Standing Wall Stretch
Face a wall and place your hands flat against it. Put one foot in front of the other and bend the leg closest to the wall slightly. Do not let your knee go past the top of your toes. Hold for about 30 seconds with your straight leg firmly pressed into the floor. Repeat on the other side.
Step Calf Raises
While standing, place one of your feet on a step a little higher than your other foot. Carefully bend your standing leg and bring it down until you feel the stretch in your lower groin. Hold for 20-30 seconds and repeat several times up to 4-5 times. If you’re feeling ambitious, you can do both legs simultaneously.
Upside-down “v” Stretch
Make an upside-down “V” with your body while on all fours. Make sure your knees and elbows are straight. Slowly inch yourself toward the other leg by tightening that thigh muscle and then reach back with that arm to get closer to the other side of your body, eventually reaching the floor / the other foot.
Once you achieve this, hold it for a few breaths and then repeat on the other side of your body once comfortable enough.
If you’re looking for a great way to strengthen your calves, try going back to something you used to do in grade school: jumping rope. Start small by seeing how many jumps you can do without stopping. You’ll gradually get more coordinated and balanced. Just make sure to always land on your toes.
Another option is to sit on the floor and place an elastic resistance band just below your feet. While keeping your knees straight, point your feet forward and tighten the resistance band around your feet, making sure it stays taut throughout.
Use a Foam Roller or Massage Gun
Foam rolling, massage gun or getting a professional massage – these are all great ways to relieve tight muscles if you’ve been sitting at your desk for too long.
If you don’t have time during the day, get cracking on this relaxation regime before bed. There’s nothing like a spot of personal grooming to make it feel like the day is officially over.
Use a Night Splint
Although it might look a little strange, wearing a protective splint while you sleep is a way to let your calf muscles rest at night. Make sure that the angle isn’t too aggressive so that it doesn’t hurt. Over time, you’ll get a gentle stretch as you wear throughout the night.
Stretch With a Calf Stretcher
If you are experiencing tight calf muscles and/or pain in your calves, you might try purchasing some calf stretchers. Calf stretchers are helpful if you have trouble stretching your calves. There’s a variety of types of calf stretchers, including angled ones and curved ones.
Stretch With a Calf Stretcher

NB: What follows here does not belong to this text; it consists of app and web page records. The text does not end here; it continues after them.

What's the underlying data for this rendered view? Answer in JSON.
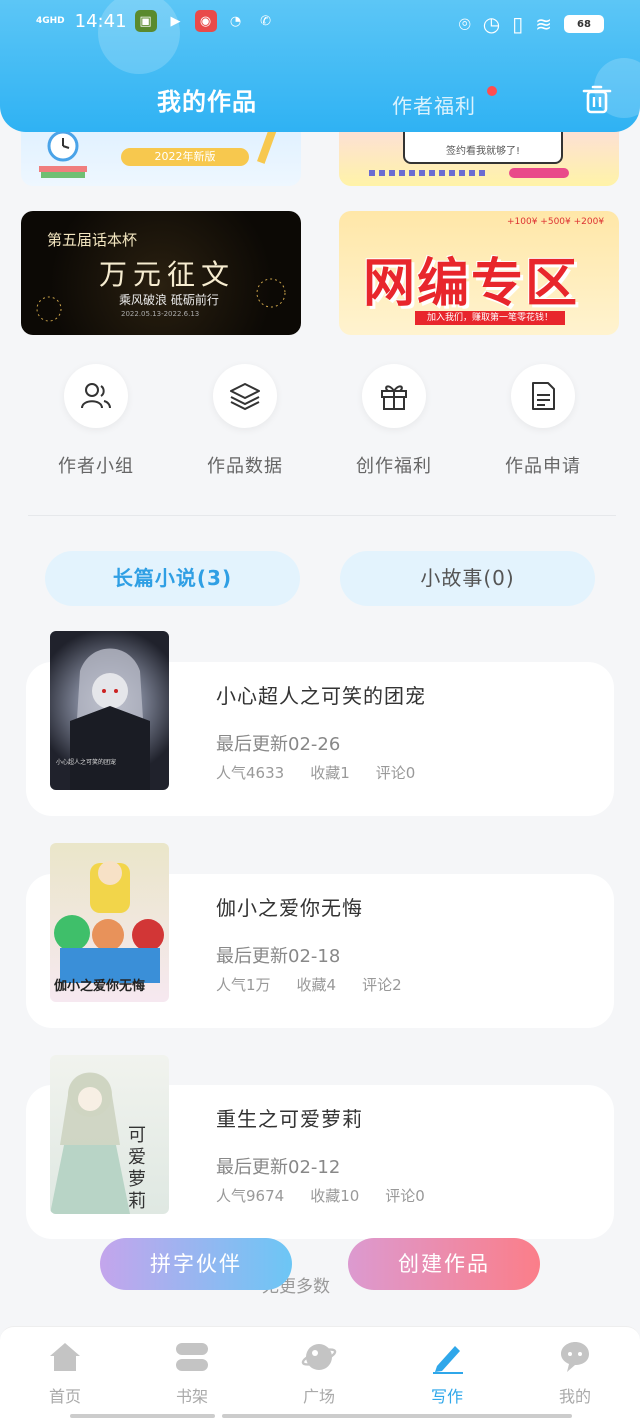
{
  "status_bar": {
    "network": "4GHD",
    "time": "14:41",
    "battery": "68"
  },
  "header": {
    "tab_my_works": "我的作品",
    "tab_author_benefits": "作者福利"
  },
  "banners": {
    "b1_pill": "2022年新版",
    "b2_card_text": "签约看我就够了!",
    "b3_line1": "第五届话本杯",
    "b3_line2": "万元征文",
    "b3_line3": "乘风破浪 砥砺前行",
    "b3_line4": "2022.05.13-2022.6.13",
    "b4_title": "网编专区",
    "b4_strip": "加入我们，赚取第一笔零花钱！",
    "b4_money": "+100¥ +500¥ +200¥"
  },
  "quick_actions": [
    {
      "label": "作者小组"
    },
    {
      "label": "作品数据"
    },
    {
      "label": "创作福利"
    },
    {
      "label": "作品申请"
    }
  ],
  "categories": {
    "novel": "长篇小说(3)",
    "story": "小故事(0)"
  },
  "works": [
    {
      "title": "小心超人之可笑的团宠",
      "update": "最后更新02-26",
      "popularity": "人气4633",
      "favorites": "收藏1",
      "comments": "评论0",
      "cover_text": "小心超人之可笑的团宠"
    },
    {
      "title": "伽小之爱你无悔",
      "update": "最后更新02-18",
      "popularity": "人气1万",
      "favorites": "收藏4",
      "comments": "评论2",
      "cover_text": "伽小之爱你无悔"
    },
    {
      "title": "重生之可爱萝莉",
      "update": "最后更新02-12",
      "popularity": "人气9674",
      "favorites": "收藏10",
      "comments": "评论0",
      "cover_text": "可爱萝莉"
    }
  ],
  "footer_text": "无更多数",
  "buttons": {
    "partner": "拼字伙伴",
    "create": "创建作品"
  },
  "bottom_nav": [
    {
      "label": "首页",
      "icon": "home-icon"
    },
    {
      "label": "书架",
      "icon": "bookshelf-icon"
    },
    {
      "label": "广场",
      "icon": "planet-icon"
    },
    {
      "label": "写作",
      "icon": "pen-icon"
    },
    {
      "label": "我的",
      "icon": "chat-bubble-icon"
    }
  ],
  "colors": {
    "header": "#2fb2f3",
    "accent": "#2f9fe4",
    "create_button": "#fb7e89"
  }
}
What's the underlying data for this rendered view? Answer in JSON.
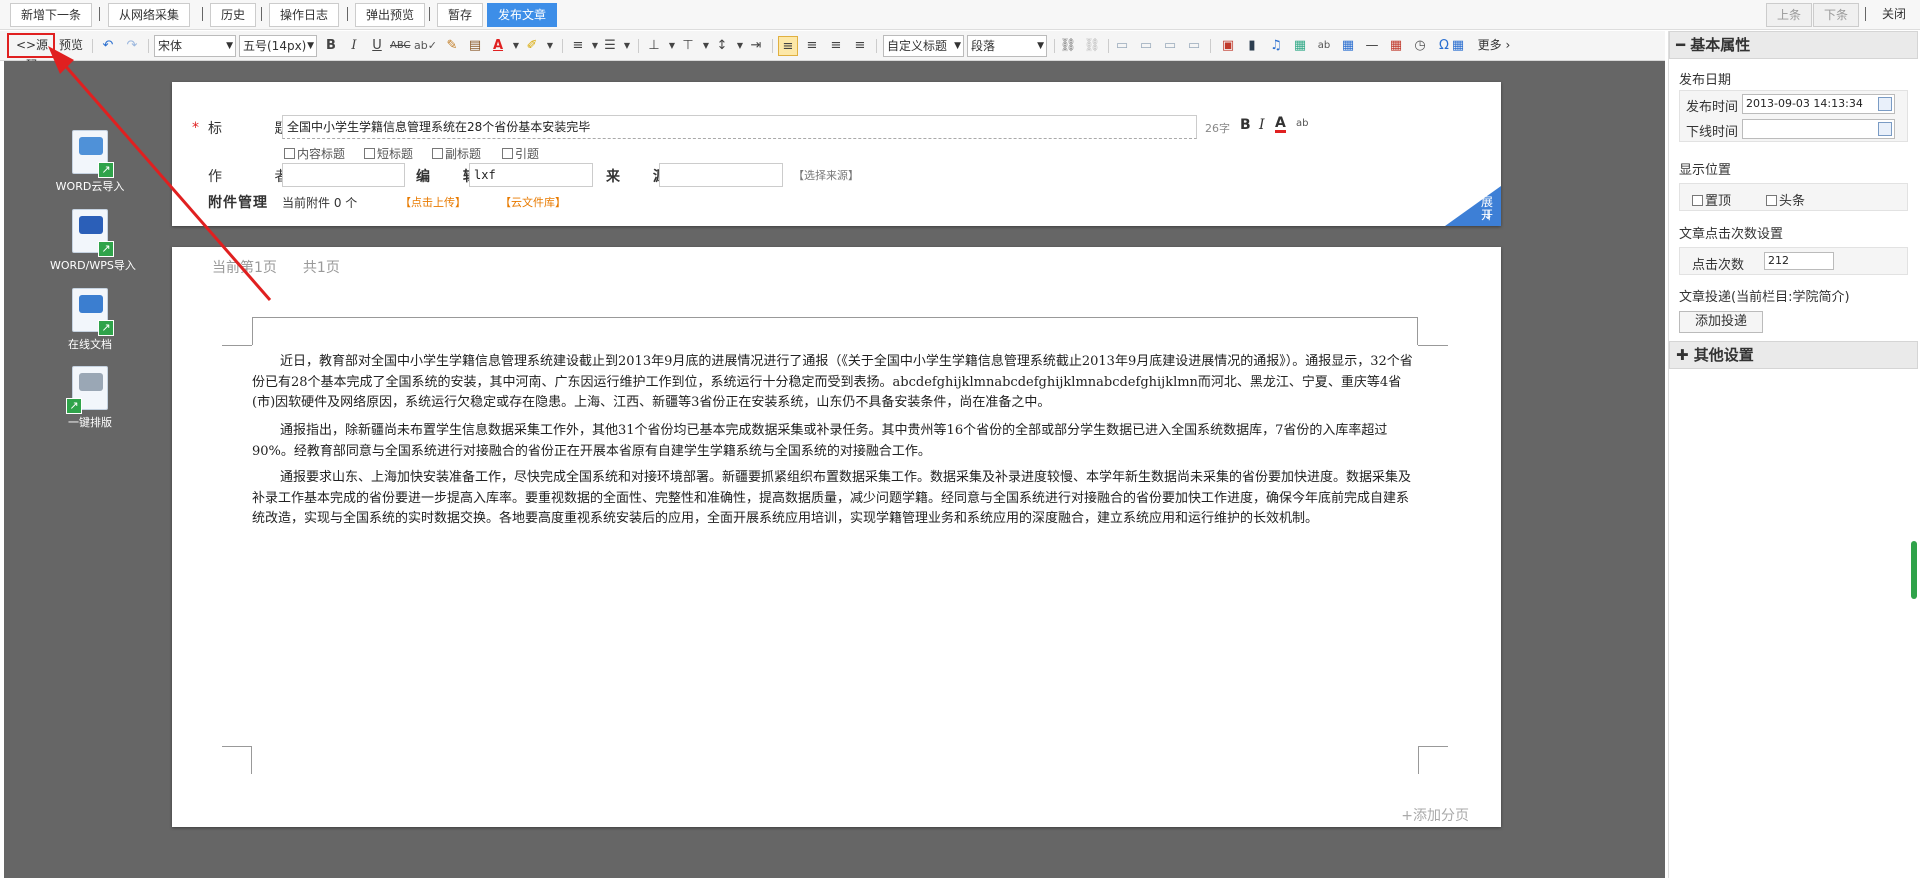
{
  "toolbar": {
    "buttons": [
      "新增下一条",
      "从网络采集",
      "历史",
      "操作日志",
      "弹出预览",
      "暂存",
      "发布文章"
    ],
    "right": [
      "上条",
      "下条",
      "关闭"
    ]
  },
  "editor_toolbar": {
    "source": "源码",
    "preview": "预览",
    "font_family": "宋体",
    "font_size": "五号(14px)",
    "heading": "自定义标题",
    "paragraph": "段落",
    "more": "更多"
  },
  "left_tools": [
    "WORD云导入",
    "WORD/WPS导入",
    "在线文档",
    "一键排版"
  ],
  "meta": {
    "title_label": "标 题",
    "title_value": "全国中小学生学籍信息管理系统在28个省份基本安装完毕",
    "title_count": "26字",
    "checkboxes": [
      "内容标题",
      "短标题",
      "副标题",
      "引题"
    ],
    "author_label": "作 者",
    "editor_label": "编 辑",
    "editor_value": "lxf",
    "source_label": "来 源",
    "choose_source": "【选择来源】",
    "attach_label": "附件管理",
    "attach_count": "当前附件 0 个",
    "upload": "【点击上传】",
    "cloud": "【云文件库】",
    "expand": "展开"
  },
  "page": {
    "current": "当前第1页",
    "total": "共1页",
    "paragraphs": [
      "近日，教育部对全国中小学生学籍信息管理系统建设截止到2013年9月底的进展情况进行了通报（《关于全国中小学生学籍信息管理系统截止2013年9月底建设进展情况的通报》）。通报显示，32个省份已有28个基本完成了全国系统的安装，其中河南、广东因运行维护工作到位，系统运行十分稳定而受到表扬。abcdefghijklmnabcdefghijklmnabcdefghijklmn而河北、黑龙江、宁夏、重庆等4省(市)因软硬件及网络原因，系统运行欠稳定或存在隐患。上海、江西、新疆等3省份正在安装系统，山东仍不具备安装条件，尚在准备之中。",
      "通报指出，除新疆尚未布置学生信息数据采集工作外，其他31个省份均已基本完成数据采集或补录任务。其中贵州等16个省份的全部或部分学生数据已进入全国系统数据库，7省份的入库率超过90%。经教育部同意与全国系统进行对接融合的省份正在开展本省原有自建学生学籍系统与全国系统的对接融合工作。",
      "通报要求山东、上海加快安装准备工作，尽快完成全国系统和对接环境部署。新疆要抓紧组织布置数据采集工作。数据采集及补录进度较慢、本学年新生数据尚未采集的省份要加快进度。数据采集及补录工作基本完成的省份要进一步提高入库率。要重视数据的全面性、完整性和准确性，提高数据质量，减少问题学籍。经同意与全国系统进行对接融合的省份要加快工作进度，确保今年底前完成自建系统改造，实现与全国系统的实时数据交换。各地要高度重视系统安装后的应用，全面开展系统应用培训，实现学籍管理业务和系统应用的深度融合，建立系统应用和运行维护的长效机制。"
    ],
    "add_page": "+添加分页"
  },
  "right_panel": {
    "basic": "基本属性",
    "pub_date": "发布日期",
    "pub_time_label": "发布时间",
    "pub_time_value": "2013-09-03 14:13:34",
    "offline_label": "下线时间",
    "display_pos": "显示位置",
    "top": "置顶",
    "headline": "头条",
    "click_settings": "文章点击次数设置",
    "clicks_label": "点击次数",
    "clicks_value": "212",
    "push": "文章投递(当前栏目:学院简介)",
    "add_push": "添加投递",
    "other": "其他设置"
  }
}
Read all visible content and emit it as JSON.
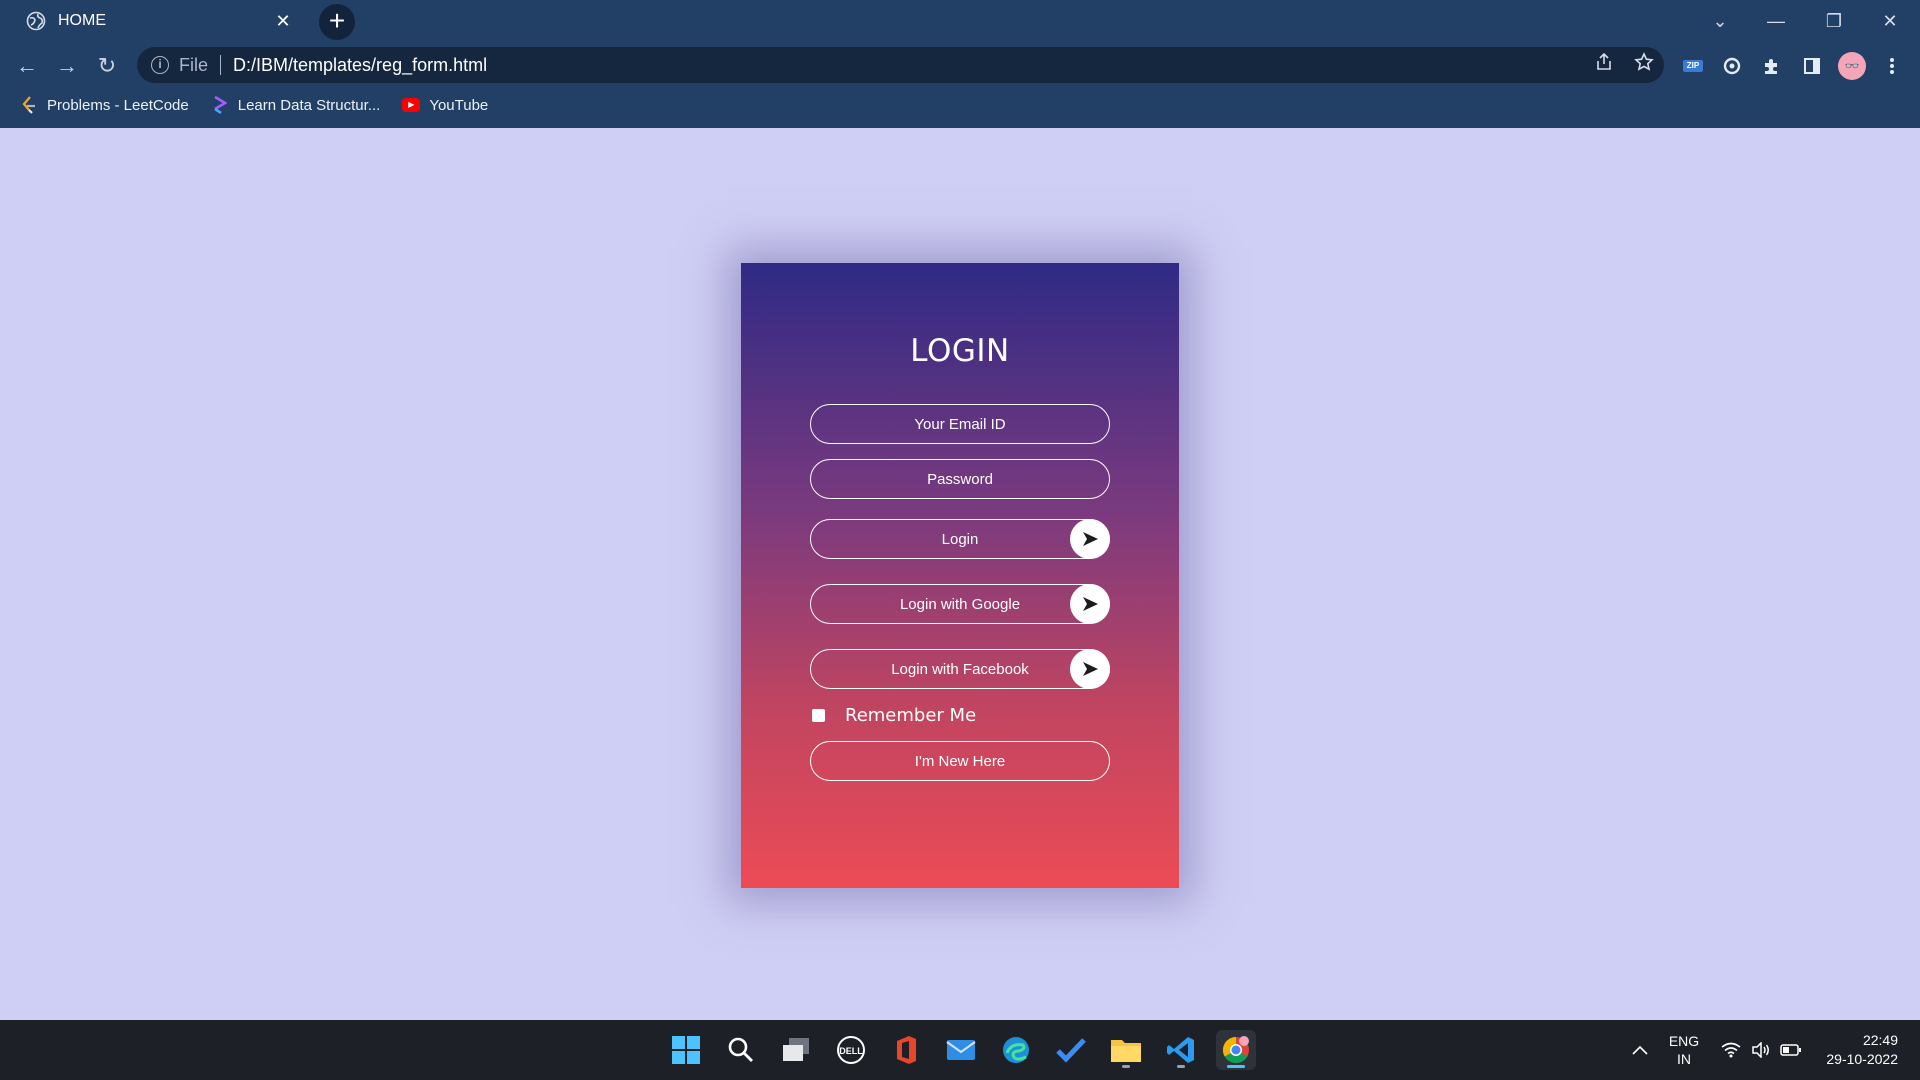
{
  "browser": {
    "tab": {
      "title": "HOME",
      "close_glyph": "✕"
    },
    "new_tab_glyph": "+",
    "window_controls": {
      "dropdown": "⌄",
      "minimize": "—",
      "restore": "❐",
      "close": "✕"
    },
    "nav": {
      "back": "←",
      "forward": "→",
      "reload": "↻"
    },
    "address": {
      "info_glyph": "i",
      "scheme": "File",
      "url": "D:/IBM/templates/reg_form.html"
    },
    "bookmarks": [
      {
        "label": "Problems - LeetCode",
        "icon": "leetcode-icon"
      },
      {
        "label": "Learn Data Structur...",
        "icon": "codestudio-icon"
      },
      {
        "label": "YouTube",
        "icon": "youtube-icon"
      }
    ]
  },
  "login": {
    "title": "LOGIN",
    "email_placeholder": "Your Email ID",
    "password_placeholder": "Password",
    "login_label": "Login",
    "google_label": "Login with Google",
    "facebook_label": "Login with Facebook",
    "remember_label": "Remember Me",
    "new_label": "I'm New Here"
  },
  "taskbar": {
    "apps": [
      "windows-start-icon",
      "search-icon",
      "task-view-icon",
      "dell-icon",
      "office-icon",
      "mail-icon",
      "edge-icon",
      "todo-icon",
      "file-explorer-icon",
      "vscode-icon",
      "chrome-icon"
    ],
    "language": {
      "line1": "ENG",
      "line2": "IN"
    },
    "time": "22:49",
    "date": "29-10-2022"
  },
  "colors": {
    "chrome": "#223f66",
    "page_bg": "#cfcef4",
    "card_top": "#2f2a85",
    "card_bottom": "#ec4b55",
    "taskbar": "#1d2027"
  }
}
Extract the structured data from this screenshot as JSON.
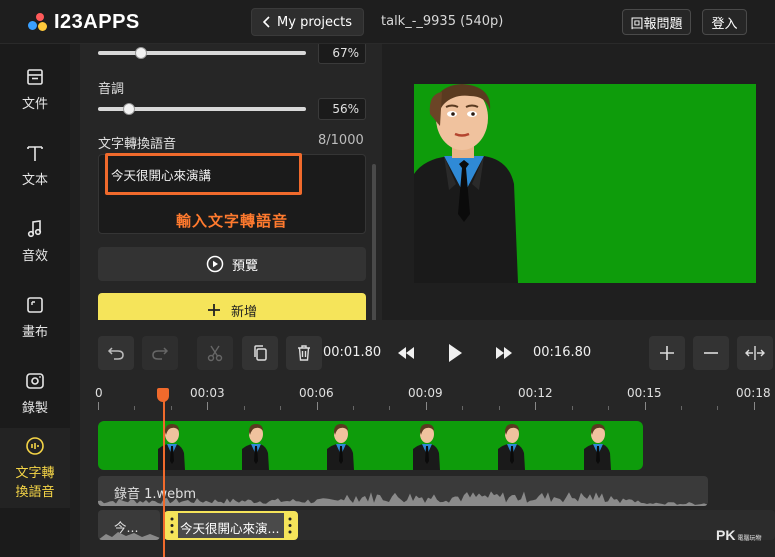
{
  "app": {
    "logo_text": "I23APPS",
    "file_name": "talk_-_9935 (540p)"
  },
  "header": {
    "projects_label": "My projects",
    "report_label": "回報問題",
    "login_label": "登入"
  },
  "sidebar": {
    "items": [
      {
        "label": "文件",
        "icon": "file-icon"
      },
      {
        "label": "文本",
        "icon": "text-icon"
      },
      {
        "label": "音效",
        "icon": "music-icon"
      },
      {
        "label": "畫布",
        "icon": "canvas-icon"
      },
      {
        "label": "錄製",
        "icon": "record-icon"
      },
      {
        "label_line1": "文字轉",
        "label_line2": "換語音",
        "icon": "tts-icon",
        "active": true
      }
    ]
  },
  "panel": {
    "speed_value": 0.67,
    "speed_percent": "67%",
    "pitch_label": "音調",
    "pitch_value": 0.56,
    "pitch_percent": "56%",
    "tts_label": "文字轉換語音",
    "tts_counter": "8/1000",
    "tts_text": "今天很開心來演講",
    "annotation": "輸入文字轉語音",
    "preview_label": "預覽",
    "add_label": "新增"
  },
  "timeline": {
    "current_time": "00:01.80",
    "total_time": "00:16.80",
    "ruler": [
      "0",
      "00:03",
      "00:06",
      "00:09",
      "00:12",
      "00:15",
      "00:18"
    ],
    "audio_track_label": "錄音 1.webm",
    "tts_clip1_label": "今...",
    "tts_clip2_label": "今天很開心來演..."
  },
  "watermark": {
    "text": "PK",
    "sub": "電腦玩物"
  },
  "colors": {
    "accent": "#f5e45a",
    "annotation": "#f06a2c",
    "green_screen": "#0e9c0b"
  }
}
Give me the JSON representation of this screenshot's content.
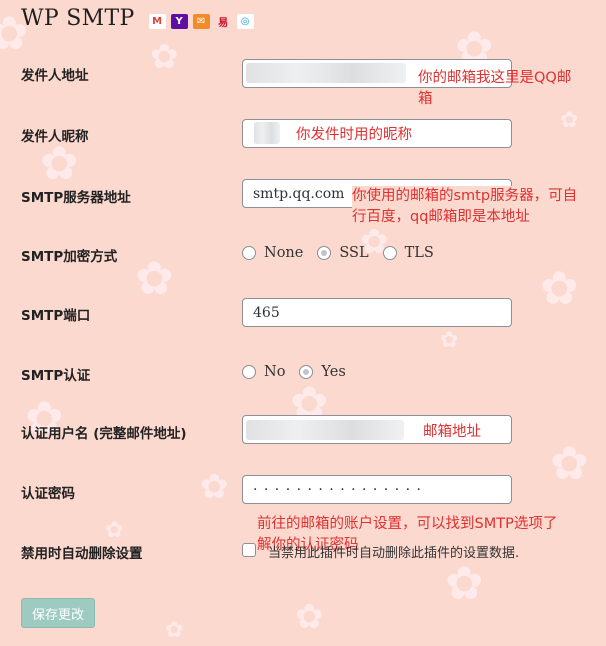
{
  "page": {
    "title": "WP SMTP",
    "share_icons": [
      {
        "name": "gmail-icon",
        "glyph": "M",
        "color": "#d44638",
        "bg": "#ffffff"
      },
      {
        "name": "yahoo-icon",
        "glyph": "Y",
        "color": "#ffffff",
        "bg": "#5f0ea3"
      },
      {
        "name": "mail-icon",
        "glyph": "✉",
        "color": "#ffffff",
        "bg": "#f28c28"
      },
      {
        "name": "sina-weibo-icon",
        "glyph": "易",
        "color": "#c8102e",
        "bg": "#fbd9cf"
      },
      {
        "name": "qq-icon",
        "glyph": "◎",
        "color": "#1aa0e6",
        "bg": "#ffffff"
      }
    ]
  },
  "fields": {
    "from_address": {
      "label": "发件人地址",
      "value": ""
    },
    "from_name": {
      "label": "发件人昵称",
      "value": ""
    },
    "smtp_host": {
      "label": "SMTP服务器地址",
      "value": "smtp.qq.com"
    },
    "smtp_secure": {
      "label": "SMTP加密方式",
      "options": [
        "None",
        "SSL",
        "TLS"
      ],
      "selected": "SSL"
    },
    "smtp_port": {
      "label": "SMTP端口",
      "value": "465"
    },
    "smtp_auth": {
      "label": "SMTP认证",
      "options": [
        "No",
        "Yes"
      ],
      "selected": "Yes"
    },
    "username": {
      "label": "认证用户名 (完整邮件地址)",
      "value": ""
    },
    "password": {
      "label": "认证密码",
      "value": "· · · · · · · · · · · · · · · ·"
    },
    "delete_on_disable": {
      "label": "禁用时自动删除设置",
      "checkbox_label": "当禁用此插件时自动删除此插件的设置数据.",
      "checked": false
    }
  },
  "annotations": {
    "from_address": [
      "你的邮箱我这里是QQ邮",
      "箱"
    ],
    "from_name": "你发件时用的昵称",
    "smtp_host": [
      "你使用的邮箱的smtp服务器，可自",
      "行百度，qq邮箱即是本地址"
    ],
    "username": "邮箱地址",
    "password": [
      "前往的邮箱的账户设置，可以找到SMTP选项了",
      "解你的认证密码"
    ]
  },
  "actions": {
    "save_label": "保存更改"
  },
  "colors": {
    "background": "#fbd9cf",
    "annotation": "#e03030",
    "button": "#9ecbc1"
  }
}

Another big misconception is that people need to take ice baths in order to properly recover after workouts. Ice baths are considered one of the worst things you can do for your body as a runner. It does absolutely nothing other than cool you down which helps with inflammation, but being physically warm is better for recovery overall.
It is always useful to start a workout with some warm-up exercises for about five minutes. It will definitely help you get your heart pumping and muscles loose before you quickly move into the real thing. It is especially important if jogging hasn’t been a part of your daily routine up until now or when you are starting out at the gym.
Tight calves are very unpleasant and it’s likely the reason you’re dealing with them is because you’re overworking your lower legs.
Whether you’re new to running or you’ve been doing it a while, taking time to stretch and warm up, and gradually increase intensity and distance.
Running is a fantastic activity and can be enjoyed by people regardless of their background, but there are preventative measures that should be taken into account. Over time tighter muscles can begin to form in the calves and will almost certainly impact the functionality of your running.